Heart Foundation data shows Logan and Beaudesert residents the least active in Queensland

INACTIVE: Three in four Logan and Beaudesert residents are not meeting exercise targets, according to the Heart Foundation.
INACTIVE: Three in four Logan and Beaudesert residents are not meeting exercise targets, according to the Heart Foundation.

LOGAN and Beaudesert have been found to be Queensland's least active regions, according to new Heart Foundation data, with less than a quarter of residents getting the minimum amount of exercise for good health.

In Australia, it is second only to Sydney's southwest, a figure which shocked sport enthusiast and Logan councillor Scott Bannan.

"Being a rural area and a very sporting area, it's a shock," he said.

"We've got so much sport - football, soccer, athletics, equestrian.

"There's plenty of gyms in the area.

"Maybe we need to get out and start using them a bit more."

According to the Heart Foundation, more than three quarters of residents in Logan and Beaudesert are not getting the recommended minimum of 30 minutes of mild exercise daily.

Almost two in five residents are obese, the highest rate of any Queensland region.

Logan and Beaudesert also had the second highest rate of deaths from coronary heart disease in Queensland.

Joe Bland, the manager of Fitness Matters Jimboomba, said the heart foundation figures had come as a shock.

"I thought that people would be more active given the fact that there is a lot of acreage living and there is always a lot of physical work that is required for the upkeep," he said.

It comes as the Sunshine State's regional areas are found to be the nation's worst for heart health, with low exercise rates and high blood pressure more common than in metro spots.

Data from the Heart Foundation shows a city-country divide persists across rates of heart disease risk factors, deaths and hospitalisations.

Levels of obesity, high blood pressure, inactivity and smoking are worse across the board for regional Queenslanders compared to their big city cousins.

Mr Bland said it was sometimes more difficult to get exercise in regional areas.

"In the regional areas it is difficult to just get out and walk around the block as such," he said.

"I know personally living in an acreage area, we have no footpaths, walking tracks (or) bikeways and if people want this it may be too hard to do."

He said people needed to plan to incorporate health and fitness into their lives.

"It seems to be a time factor and as people seem to be working longer days ... I think that the motivation is also not there," he said.

"People ... really need to even plan and diarise health and fitness into their lives.
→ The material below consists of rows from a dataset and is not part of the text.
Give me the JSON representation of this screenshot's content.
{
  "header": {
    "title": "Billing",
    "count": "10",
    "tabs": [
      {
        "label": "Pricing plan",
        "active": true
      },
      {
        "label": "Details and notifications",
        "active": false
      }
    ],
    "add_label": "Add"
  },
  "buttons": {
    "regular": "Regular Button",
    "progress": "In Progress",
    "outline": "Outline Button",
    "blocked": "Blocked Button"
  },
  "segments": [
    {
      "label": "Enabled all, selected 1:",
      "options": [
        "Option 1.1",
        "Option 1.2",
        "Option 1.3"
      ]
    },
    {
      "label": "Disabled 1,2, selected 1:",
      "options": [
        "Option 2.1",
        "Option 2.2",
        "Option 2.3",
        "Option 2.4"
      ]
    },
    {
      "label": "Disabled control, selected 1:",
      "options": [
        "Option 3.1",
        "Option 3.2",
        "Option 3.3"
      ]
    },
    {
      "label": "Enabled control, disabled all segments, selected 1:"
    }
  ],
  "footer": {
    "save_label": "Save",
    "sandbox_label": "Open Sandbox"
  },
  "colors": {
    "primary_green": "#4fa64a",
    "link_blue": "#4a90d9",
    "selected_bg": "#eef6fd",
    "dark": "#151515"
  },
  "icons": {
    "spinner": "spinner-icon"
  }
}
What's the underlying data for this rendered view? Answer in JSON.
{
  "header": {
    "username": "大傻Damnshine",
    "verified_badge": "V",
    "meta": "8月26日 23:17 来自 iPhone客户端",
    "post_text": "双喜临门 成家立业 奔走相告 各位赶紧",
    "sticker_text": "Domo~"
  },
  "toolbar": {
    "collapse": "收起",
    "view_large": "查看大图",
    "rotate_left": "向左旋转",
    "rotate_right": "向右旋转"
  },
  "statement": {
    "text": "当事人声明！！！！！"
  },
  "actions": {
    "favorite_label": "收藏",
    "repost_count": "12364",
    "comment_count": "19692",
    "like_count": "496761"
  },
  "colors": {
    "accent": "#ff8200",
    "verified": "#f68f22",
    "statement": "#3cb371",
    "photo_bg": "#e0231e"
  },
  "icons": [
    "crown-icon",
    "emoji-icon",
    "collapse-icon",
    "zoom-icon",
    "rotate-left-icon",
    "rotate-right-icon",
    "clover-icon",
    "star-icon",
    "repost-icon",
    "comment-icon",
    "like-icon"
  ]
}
Setting a personal goal is a great way to give you reason to work out."

Cr Bannan said COVID-19 had a negative impact on many people's exercise routines, but it took only small lifestyle changes to get on the right track.
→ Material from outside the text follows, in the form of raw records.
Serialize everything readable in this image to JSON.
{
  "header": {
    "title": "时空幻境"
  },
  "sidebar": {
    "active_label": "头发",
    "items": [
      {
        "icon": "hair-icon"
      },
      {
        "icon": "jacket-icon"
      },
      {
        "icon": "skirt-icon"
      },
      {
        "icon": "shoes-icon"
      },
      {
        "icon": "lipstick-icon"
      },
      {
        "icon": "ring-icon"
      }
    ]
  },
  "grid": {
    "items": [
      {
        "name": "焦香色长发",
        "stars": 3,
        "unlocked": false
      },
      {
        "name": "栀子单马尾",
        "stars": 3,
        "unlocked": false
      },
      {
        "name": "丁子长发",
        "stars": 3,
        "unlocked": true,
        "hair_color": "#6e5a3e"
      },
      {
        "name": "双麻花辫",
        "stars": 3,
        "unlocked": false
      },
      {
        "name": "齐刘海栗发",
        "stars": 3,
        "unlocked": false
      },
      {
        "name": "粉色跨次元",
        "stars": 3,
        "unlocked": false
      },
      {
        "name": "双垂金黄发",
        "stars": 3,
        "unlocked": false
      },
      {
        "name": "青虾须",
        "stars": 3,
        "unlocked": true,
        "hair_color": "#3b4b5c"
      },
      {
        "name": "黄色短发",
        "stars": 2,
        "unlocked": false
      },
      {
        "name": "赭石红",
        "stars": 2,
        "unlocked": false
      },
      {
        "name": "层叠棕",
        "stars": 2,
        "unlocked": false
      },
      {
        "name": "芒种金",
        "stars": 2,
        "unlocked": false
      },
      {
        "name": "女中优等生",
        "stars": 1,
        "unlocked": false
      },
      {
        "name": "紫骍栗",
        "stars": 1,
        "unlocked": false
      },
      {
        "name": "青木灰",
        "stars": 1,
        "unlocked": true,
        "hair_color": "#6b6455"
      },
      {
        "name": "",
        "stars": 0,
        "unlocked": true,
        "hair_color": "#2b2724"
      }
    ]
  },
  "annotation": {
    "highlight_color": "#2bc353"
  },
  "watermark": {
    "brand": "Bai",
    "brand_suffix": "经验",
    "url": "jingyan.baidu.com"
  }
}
"The best thing for a lot of people is to get out and do a bit of exercise," he said.

"Just start off small - do one thing different to start it off. It just takes time."

Heart Foundation Queensland chief executive Stephen Vines said the results highlighted a great divide in heart health.

"It's ... concerning to see Queensland regions have some of the worst rates of high blood pressure - a condition that can be silent yet puts you at greater risk of a heart attack or stroke."

Regional Queensland contains seven of the country's 10 least active regions, and half of Australia's top 10 high blood pressure hotspots.